# Task details:
For the data below, count the lines that have the string "다이어트" and state that number by itself.

# Exercise inputs:
++++++++++++++++++++

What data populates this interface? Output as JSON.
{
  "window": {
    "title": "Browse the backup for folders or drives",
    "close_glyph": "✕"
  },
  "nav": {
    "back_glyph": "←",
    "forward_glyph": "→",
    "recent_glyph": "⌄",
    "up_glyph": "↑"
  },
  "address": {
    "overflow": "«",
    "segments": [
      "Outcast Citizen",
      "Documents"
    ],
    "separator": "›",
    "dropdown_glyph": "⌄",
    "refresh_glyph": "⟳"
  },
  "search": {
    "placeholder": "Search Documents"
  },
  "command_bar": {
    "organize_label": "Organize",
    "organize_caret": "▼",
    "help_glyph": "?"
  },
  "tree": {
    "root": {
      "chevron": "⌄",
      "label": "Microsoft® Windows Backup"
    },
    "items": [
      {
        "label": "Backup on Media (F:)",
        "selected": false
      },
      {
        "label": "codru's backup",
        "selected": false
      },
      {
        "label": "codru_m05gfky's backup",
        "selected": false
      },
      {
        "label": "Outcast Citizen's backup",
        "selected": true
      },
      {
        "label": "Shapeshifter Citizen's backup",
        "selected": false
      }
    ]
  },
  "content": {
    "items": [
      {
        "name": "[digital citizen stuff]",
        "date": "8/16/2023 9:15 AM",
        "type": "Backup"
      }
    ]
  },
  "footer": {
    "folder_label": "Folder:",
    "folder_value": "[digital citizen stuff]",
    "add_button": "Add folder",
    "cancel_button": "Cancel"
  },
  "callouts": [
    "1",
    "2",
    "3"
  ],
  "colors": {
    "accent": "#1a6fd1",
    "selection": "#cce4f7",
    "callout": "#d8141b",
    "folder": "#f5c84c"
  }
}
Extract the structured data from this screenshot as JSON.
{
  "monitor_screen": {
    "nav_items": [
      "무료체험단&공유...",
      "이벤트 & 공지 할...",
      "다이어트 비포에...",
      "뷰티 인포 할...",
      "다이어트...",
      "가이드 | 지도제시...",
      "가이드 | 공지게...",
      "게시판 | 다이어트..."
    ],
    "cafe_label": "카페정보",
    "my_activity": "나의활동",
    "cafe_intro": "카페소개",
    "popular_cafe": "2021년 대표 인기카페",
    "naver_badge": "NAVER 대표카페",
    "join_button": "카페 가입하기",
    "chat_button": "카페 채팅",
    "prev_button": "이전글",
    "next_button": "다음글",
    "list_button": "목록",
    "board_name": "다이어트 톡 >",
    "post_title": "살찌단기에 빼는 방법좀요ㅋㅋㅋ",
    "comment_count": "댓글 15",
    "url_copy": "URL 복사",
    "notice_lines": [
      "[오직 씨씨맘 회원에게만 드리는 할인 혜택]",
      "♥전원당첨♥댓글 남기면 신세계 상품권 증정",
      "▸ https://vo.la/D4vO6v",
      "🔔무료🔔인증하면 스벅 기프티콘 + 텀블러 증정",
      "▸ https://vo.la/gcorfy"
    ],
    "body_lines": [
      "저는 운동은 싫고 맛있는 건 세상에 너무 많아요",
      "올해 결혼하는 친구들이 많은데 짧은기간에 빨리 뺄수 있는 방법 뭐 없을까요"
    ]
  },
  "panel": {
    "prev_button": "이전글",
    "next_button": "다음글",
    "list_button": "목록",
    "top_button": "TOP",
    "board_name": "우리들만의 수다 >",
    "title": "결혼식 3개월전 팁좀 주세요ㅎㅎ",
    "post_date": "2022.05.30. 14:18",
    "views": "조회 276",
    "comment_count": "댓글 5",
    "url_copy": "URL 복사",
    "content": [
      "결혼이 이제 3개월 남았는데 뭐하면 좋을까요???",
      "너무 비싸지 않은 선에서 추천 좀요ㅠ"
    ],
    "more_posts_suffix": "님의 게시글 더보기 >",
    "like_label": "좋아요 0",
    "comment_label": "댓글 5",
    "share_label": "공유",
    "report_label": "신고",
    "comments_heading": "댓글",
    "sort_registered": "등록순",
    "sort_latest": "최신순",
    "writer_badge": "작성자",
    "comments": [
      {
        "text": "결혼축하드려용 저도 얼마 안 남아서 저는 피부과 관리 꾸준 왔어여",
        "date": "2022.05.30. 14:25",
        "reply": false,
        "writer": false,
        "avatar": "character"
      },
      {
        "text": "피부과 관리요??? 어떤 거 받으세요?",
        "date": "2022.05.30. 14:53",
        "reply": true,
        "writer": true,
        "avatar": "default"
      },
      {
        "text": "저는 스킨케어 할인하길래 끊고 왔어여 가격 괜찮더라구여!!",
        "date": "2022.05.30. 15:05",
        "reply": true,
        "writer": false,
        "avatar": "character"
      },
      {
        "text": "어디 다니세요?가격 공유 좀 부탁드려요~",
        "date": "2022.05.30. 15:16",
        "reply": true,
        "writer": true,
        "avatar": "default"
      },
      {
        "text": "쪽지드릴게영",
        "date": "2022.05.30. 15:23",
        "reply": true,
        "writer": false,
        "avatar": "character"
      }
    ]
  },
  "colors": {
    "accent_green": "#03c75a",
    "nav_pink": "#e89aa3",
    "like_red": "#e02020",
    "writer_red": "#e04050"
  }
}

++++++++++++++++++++

# Solution to the exercise:
4